Human Anguish and Divine Compassion

This weekly bulletin insert complements the curriculum published by the Department of Christian Education of the Orthodox Church in America. This and many other Christian Education resources are available at http://dce.oca.org.
 

On September 9th we remember three saints of the Church who experienced great anguish in their lives, for different reasons. But the three also received the compassion, and comfort, that God gives.

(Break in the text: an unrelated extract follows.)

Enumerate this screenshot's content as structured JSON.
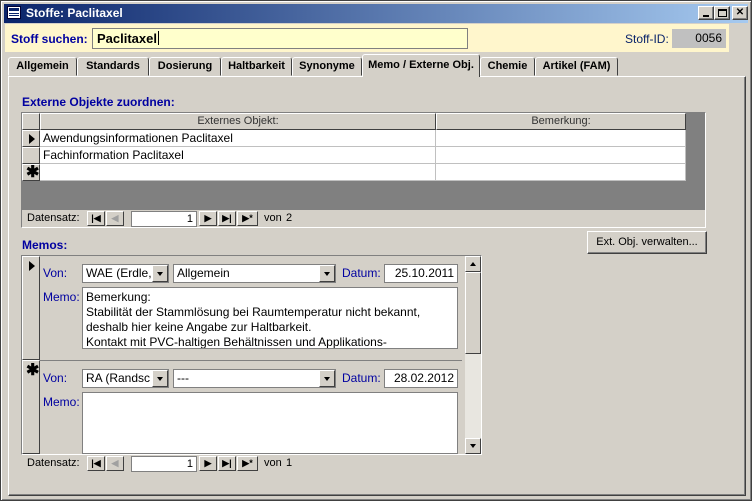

Joachim and Anna were, of course, the parents of Mary the Mother of God. Joachim was descended from King David, and Anna was the daughter of a priest. They were devout, and offered much of their income to the Temple and for the relief of the poor. But before their child's birth, which happened late in their lives, they lived through long, lonely years of being without any children.

This was not only a source of sorrow, but also of humiliation and rejection. One time when they had traveled to Jerusalem to offer sacrifice in the Temple, the high priest said haughtily to Joachim, "You are unworthy to offer sacrifice with your childless hands." Others pushed Joachim aside, and he and Anna were forced to leave the Temple and make the journey home in deep sadness. So God's compassion, answering their fervent prayers with the birth of Mary, was especially sweet to this couple.

On this day we also remember the Blessed Nicetas, called "Man of God" and also "the Hidden." This latter name refers to his spiritual efforts, which were extraordinary but unseen and unknown by those around him. Even though he lived in the busy city of Constantinople and was surrounded by people all day, he found time for intense prayer and secret good works that brought him very close to God.

Among the blessings he received during his holy life, Nicetas was once able to ease another man's anguish and call down God's compassion on him. This other man, a deacon named Sozon, had quarreled with a priest. They never resolved their argument, and the priest died. Sozon was grief-stricken at having let the rift continue until it was too late.

Sozon's guilty conscience led him, eventually, to Nicetas, who was able to call the priest back from the dead so that he and Sozon could be reconciled. The miracle took place at night, in the church of the Blachernae Mother of God in Constantinople. After Sozon and the priest embraced each other, Nicetas disappeared from his sight; once again he became "Nicetas the Hidden." For the rest of his life, Sozon was free of the anguish of an unresolved quarrel.

In 2 Corinthians 1:21-2:4, a reading for this day, Saint Paul also speaks about being in anguish. He had already had one painful visit to the Corinthian church, and was reluctant to make another, so he had instead written a rather harsh letter: "For I wrote you out of much affliction and anguish of heart and with many tears, not to cause you pain but to let you know the abundant love that I have for you."

Paul, too, was grateful for God's compassion which eased his anguish. He writes in 7:4, "[Even] with all our affliction, I am overjoyed."